*Required work*. Which lines of the entries contain the string "twitter"? Copy each of them.

Page and application data records
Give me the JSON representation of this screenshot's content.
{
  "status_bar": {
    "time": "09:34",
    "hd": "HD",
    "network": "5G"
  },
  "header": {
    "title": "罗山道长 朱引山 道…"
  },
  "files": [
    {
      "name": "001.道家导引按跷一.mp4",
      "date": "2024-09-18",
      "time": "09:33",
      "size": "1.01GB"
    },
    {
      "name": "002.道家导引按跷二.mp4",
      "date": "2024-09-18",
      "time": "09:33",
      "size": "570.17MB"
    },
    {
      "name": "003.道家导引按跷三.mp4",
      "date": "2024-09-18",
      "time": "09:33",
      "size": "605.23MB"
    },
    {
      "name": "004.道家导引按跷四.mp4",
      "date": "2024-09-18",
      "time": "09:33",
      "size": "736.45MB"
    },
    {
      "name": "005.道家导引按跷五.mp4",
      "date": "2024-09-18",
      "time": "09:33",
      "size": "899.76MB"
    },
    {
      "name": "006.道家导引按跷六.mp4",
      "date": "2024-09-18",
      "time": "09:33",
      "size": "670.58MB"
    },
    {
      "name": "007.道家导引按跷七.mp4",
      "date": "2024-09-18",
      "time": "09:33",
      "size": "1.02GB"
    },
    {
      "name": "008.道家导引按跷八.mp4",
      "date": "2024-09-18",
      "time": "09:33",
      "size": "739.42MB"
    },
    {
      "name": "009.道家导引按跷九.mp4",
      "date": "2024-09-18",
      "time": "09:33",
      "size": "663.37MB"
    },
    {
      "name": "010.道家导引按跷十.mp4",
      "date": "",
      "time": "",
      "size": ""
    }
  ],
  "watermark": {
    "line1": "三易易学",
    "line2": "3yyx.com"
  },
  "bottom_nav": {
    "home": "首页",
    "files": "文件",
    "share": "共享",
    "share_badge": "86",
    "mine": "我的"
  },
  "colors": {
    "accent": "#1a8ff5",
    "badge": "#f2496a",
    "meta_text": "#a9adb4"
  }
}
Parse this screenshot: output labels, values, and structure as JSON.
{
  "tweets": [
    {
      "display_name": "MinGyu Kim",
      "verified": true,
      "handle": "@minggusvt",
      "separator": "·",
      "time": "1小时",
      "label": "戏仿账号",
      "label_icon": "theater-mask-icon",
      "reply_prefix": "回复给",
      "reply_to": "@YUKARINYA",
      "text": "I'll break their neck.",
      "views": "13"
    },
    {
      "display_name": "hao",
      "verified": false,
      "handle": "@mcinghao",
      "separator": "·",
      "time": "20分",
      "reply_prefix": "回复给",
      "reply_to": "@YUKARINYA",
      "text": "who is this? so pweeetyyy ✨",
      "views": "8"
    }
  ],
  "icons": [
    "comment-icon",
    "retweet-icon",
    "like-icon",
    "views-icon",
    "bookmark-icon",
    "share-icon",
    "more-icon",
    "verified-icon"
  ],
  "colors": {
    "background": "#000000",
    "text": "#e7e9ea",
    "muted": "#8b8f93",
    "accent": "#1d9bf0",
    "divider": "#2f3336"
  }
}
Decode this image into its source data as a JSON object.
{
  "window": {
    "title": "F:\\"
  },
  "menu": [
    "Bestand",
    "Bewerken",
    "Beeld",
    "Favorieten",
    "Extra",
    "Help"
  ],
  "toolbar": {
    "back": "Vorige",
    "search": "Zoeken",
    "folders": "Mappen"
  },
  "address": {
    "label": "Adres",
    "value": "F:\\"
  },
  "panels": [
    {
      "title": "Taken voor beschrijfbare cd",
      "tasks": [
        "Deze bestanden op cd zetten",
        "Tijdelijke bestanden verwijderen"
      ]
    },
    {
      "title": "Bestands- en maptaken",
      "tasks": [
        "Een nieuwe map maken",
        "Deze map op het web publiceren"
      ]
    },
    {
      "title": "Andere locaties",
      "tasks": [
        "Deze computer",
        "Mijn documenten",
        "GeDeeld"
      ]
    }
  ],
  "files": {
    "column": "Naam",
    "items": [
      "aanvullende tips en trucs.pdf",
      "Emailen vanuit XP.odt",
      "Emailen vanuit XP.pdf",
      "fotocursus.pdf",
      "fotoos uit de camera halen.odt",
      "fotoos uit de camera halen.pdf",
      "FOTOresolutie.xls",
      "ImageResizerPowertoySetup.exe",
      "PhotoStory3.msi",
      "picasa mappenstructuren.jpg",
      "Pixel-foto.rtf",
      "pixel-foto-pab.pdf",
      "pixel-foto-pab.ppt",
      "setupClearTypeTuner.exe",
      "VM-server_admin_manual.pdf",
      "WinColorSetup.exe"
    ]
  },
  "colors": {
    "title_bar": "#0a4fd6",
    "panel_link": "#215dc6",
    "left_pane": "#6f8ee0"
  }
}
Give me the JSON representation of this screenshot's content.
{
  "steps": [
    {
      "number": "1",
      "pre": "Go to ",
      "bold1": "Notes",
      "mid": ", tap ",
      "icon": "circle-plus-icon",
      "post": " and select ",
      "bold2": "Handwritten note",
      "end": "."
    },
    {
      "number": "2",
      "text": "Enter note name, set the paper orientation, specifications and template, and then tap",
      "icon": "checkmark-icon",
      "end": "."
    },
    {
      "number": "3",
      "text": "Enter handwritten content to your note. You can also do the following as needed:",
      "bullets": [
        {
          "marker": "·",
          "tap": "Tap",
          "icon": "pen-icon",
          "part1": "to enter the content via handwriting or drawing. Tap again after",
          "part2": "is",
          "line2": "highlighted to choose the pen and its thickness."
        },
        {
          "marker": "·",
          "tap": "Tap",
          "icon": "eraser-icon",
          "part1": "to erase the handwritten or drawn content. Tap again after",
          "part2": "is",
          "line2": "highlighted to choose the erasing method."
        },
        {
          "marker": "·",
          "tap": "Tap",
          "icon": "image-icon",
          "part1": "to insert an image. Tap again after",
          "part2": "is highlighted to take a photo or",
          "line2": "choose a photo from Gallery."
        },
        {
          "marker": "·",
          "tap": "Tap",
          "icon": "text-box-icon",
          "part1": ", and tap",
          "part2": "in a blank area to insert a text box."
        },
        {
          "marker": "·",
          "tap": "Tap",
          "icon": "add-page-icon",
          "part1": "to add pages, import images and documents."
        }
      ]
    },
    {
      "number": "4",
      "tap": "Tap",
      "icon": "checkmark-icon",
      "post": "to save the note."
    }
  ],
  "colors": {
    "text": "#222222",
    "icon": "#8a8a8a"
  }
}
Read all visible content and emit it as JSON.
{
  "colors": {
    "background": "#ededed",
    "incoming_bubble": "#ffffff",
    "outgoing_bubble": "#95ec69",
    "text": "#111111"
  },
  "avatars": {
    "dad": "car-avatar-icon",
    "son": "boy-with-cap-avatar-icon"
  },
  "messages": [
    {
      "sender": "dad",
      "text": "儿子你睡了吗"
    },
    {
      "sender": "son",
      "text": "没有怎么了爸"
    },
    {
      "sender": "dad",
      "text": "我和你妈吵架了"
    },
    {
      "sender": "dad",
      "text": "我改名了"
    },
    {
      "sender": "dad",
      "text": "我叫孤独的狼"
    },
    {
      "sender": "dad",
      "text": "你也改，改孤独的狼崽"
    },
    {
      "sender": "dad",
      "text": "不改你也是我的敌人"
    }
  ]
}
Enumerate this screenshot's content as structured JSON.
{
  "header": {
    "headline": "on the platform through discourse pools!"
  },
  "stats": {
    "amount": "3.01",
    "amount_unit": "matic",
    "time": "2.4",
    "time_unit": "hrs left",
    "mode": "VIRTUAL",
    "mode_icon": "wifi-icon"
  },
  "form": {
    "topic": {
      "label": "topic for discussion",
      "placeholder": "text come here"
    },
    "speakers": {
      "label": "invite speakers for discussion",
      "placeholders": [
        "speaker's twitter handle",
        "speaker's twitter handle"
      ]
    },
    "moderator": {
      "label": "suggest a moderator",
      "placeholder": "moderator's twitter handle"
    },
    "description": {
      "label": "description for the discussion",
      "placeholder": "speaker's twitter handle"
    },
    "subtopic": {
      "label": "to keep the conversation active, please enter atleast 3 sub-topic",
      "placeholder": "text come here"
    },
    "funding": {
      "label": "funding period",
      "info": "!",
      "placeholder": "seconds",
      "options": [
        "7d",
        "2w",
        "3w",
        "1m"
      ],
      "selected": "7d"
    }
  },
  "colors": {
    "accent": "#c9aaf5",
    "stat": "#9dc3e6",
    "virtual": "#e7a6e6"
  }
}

*Answer space*.
        "speaker's twitter handle",
        "speaker's twitter handle"
      "placeholder": "moderator's twitter handle"
      "placeholder": "speaker's twitter handle"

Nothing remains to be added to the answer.